When bolted connections are slip critical, the certified coating must be applied within the thickness and thinning parameters called for in the certification and the joints not assembled sooner than the cure times used for the qualification testing. When TSC is used on faying surfaces of joints, based on testing conducted by FHWA, it should not be sealed. If the choice is made to apply the full coating system to the backside of splice plates before bolting, consider testing it first to make certain that any loss of pretension that might occur due to the compression of the coating does not adversely affect the tension creep results.

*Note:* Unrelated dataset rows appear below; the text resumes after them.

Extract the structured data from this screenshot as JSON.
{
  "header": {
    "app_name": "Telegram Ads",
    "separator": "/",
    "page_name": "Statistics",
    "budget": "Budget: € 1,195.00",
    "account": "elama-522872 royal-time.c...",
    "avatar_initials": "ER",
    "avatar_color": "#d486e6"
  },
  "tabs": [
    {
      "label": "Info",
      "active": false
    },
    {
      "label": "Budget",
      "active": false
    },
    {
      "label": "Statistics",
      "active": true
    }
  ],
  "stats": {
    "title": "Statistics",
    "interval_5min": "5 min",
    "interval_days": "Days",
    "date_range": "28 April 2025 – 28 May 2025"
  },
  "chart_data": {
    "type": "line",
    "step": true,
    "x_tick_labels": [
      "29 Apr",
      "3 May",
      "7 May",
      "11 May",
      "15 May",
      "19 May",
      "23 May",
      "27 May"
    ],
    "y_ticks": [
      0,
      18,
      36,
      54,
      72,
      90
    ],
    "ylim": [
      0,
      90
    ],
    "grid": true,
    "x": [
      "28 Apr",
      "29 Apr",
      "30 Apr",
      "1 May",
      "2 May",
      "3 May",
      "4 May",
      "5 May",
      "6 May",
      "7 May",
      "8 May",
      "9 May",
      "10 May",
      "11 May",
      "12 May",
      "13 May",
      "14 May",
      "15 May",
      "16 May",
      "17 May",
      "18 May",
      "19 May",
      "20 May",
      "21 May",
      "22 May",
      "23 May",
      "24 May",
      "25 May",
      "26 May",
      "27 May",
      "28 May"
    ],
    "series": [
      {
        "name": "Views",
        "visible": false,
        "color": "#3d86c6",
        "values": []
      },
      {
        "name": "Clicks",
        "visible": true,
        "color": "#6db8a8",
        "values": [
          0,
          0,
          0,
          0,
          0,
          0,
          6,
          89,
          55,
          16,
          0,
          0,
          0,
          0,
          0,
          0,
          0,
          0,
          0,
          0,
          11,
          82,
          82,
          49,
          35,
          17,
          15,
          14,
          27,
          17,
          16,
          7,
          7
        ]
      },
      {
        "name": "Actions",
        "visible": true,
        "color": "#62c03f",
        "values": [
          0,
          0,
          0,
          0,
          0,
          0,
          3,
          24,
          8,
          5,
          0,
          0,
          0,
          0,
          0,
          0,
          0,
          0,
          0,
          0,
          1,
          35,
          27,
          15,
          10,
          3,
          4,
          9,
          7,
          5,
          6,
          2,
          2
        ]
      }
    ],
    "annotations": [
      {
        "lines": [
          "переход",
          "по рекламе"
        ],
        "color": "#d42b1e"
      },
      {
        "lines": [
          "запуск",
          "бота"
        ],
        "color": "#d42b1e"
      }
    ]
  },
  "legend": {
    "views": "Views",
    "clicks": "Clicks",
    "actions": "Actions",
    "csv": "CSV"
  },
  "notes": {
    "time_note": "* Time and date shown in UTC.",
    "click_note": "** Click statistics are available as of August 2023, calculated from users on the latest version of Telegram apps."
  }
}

For bolt holes, unless some rusting prior to assembly is not acceptable, a common practice is to not require coating the interior surfaces, but allowing the coating to be deposited into the holes as part of the application to the face of the member. When black fasteners are installed after the paint has been applied, abrasive blast-cleaning in preparation for painting can create significant damage to the surrounding coating. Alternative fasteners should be considered if feasible, such as galvanized or treated, in order to avoid the need for blast-cleaning in the field. Before painting, fasteners must be cleaned of surface contamination, and in the case of galvanized nuts, the lubricant removed to the extent that adhesion of the subsequently applied coating is not compromised. If there are questions regarding the adequacy of the cleaning and the acceptability of remaining stains, the coating system can be applied on a test basis and the adhesion examined. In all cases, when fasteners are painted, it is critical that the specified coatings be thoroughly applied to threads, crevices and edges.
As seen in May 2016 JPCL
ABOUT THE AUTHOR
Kenneth Trimber is the president of KTA-Tator, Inc. He holds a Bachelor of Science degree from Indiana University of Pennsylvania, is an SSPC Protective Coatings Specialist, is certified at a Level III coating inspection capability in accordance with ANSI N45.2.6, is a NACE-certified Coating Inspector and an SSPC-C3 Competent Person.
Trimber has more than 40 years of experience in the industrial painting field, is a past president of SSPC, chairman of the Committee on Surface Preparation, chairman of the Visual Standards Committee, chairman of the Task Group on Containment and chairman of the SSPC Commercial Coatings Committee. He is also past chairman of the ASTM D1 Committee on Paints and Related Coatings, Materials, and Applications.
Trimber authored The Industrial Lead Paint Removal Handbook and co-authored Volume 2 of the handbook, Project Design. He was the recipient of the John D. Keane Award of Merit at the SSPC National Conference in 1990 and is a former technical editor of JPCL. In 2009 and 2012 he was named by JPCL as one of the 25 Top Thinkers in the coatings and linings industry and in 2015 was the recipient of the SSPC Honorary Life Member Award.